→ Task brief: What you return should be every line below, word for word, and none of the images.
======== Records for this task
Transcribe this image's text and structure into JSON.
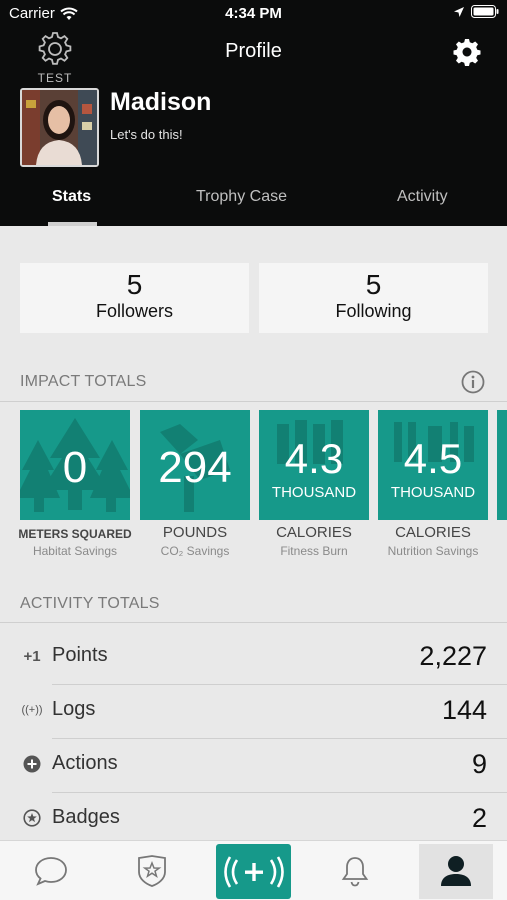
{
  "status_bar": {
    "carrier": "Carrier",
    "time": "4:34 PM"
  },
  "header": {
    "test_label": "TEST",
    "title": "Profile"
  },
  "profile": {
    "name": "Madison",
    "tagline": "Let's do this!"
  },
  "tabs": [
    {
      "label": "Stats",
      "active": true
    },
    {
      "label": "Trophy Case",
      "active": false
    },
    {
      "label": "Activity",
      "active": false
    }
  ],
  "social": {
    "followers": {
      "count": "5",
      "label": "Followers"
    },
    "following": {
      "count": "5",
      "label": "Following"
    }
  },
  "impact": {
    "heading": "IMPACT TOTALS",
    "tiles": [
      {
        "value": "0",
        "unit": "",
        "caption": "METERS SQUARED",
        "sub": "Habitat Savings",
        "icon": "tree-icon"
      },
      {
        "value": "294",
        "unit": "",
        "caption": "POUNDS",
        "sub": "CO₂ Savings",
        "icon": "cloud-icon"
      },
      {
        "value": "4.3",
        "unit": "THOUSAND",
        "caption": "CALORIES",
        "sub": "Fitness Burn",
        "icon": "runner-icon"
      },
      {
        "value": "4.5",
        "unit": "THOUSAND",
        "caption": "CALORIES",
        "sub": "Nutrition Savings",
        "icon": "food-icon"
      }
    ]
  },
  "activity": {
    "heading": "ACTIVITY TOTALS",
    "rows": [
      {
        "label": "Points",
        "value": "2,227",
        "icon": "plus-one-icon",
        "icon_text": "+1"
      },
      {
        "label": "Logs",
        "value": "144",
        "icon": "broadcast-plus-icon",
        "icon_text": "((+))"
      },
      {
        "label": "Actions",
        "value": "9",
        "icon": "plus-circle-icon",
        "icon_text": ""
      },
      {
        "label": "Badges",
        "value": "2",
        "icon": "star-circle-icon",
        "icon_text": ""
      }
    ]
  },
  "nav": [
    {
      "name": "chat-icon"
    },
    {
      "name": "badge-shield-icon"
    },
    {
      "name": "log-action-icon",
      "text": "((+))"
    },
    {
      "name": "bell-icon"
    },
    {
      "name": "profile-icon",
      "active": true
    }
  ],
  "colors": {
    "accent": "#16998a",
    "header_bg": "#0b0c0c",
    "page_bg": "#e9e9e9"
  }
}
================
→ Exercise response:
Transcribe this image's text and structure into JSON.
{
  "status_bar": {
    "carrier": "Carrier",
    "time": "4:34 PM"
  },
  "header": {
    "test_label": "TEST",
    "title": "Profile"
  },
  "profile": {
    "name": "Madison",
    "tagline": "Let's do this!"
  },
  "tabs": [
    {
      "label": "Stats",
      "active": true
    },
    {
      "label": "Trophy Case",
      "active": false
    },
    {
      "label": "Activity",
      "active": false
    }
  ],
  "social": {
    "followers": {
      "count": "5",
      "label": "Followers"
    },
    "following": {
      "count": "5",
      "label": "Following"
    }
  },
  "impact": {
    "heading": "IMPACT TOTALS",
    "tiles": [
      {
        "value": "0",
        "unit": "",
        "caption": "METERS SQUARED",
        "sub": "Habitat Savings",
        "icon": "tree-icon"
      },
      {
        "value": "294",
        "unit": "",
        "caption": "POUNDS",
        "sub": "CO₂ Savings",
        "icon": "cloud-icon"
      },
      {
        "value": "4.3",
        "unit": "THOUSAND",
        "caption": "CALORIES",
        "sub": "Fitness Burn",
        "icon": "runner-icon"
      },
      {
        "value": "4.5",
        "unit": "THOUSAND",
        "caption": "CALORIES",
        "sub": "Nutrition Savings",
        "icon": "food-icon"
      }
    ]
  },
  "activity": {
    "heading": "ACTIVITY TOTALS",
    "rows": [
      {
        "label": "Points",
        "value": "2,227",
        "icon": "plus-one-icon",
        "icon_text": "+1"
      },
      {
        "label": "Logs",
        "value": "144",
        "icon": "broadcast-plus-icon",
        "icon_text": "((+))"
      },
      {
        "label": "Actions",
        "value": "9",
        "icon": "plus-circle-icon",
        "icon_text": ""
      },
      {
        "label": "Badges",
        "value": "2",
        "icon": "star-circle-icon",
        "icon_text": ""
      }
    ]
  },
  "nav": [
    {
      "name": "chat-icon"
    },
    {
      "name": "badge-shield-icon"
    },
    {
      "name": "log-action-icon",
      "text": "((+))"
    },
    {
      "name": "bell-icon"
    },
    {
      "name": "profile-icon",
      "active": true
    }
  ],
  "colors": {
    "accent": "#16998a",
    "header_bg": "#0b0c0c",
    "page_bg": "#e9e9e9"
  }
}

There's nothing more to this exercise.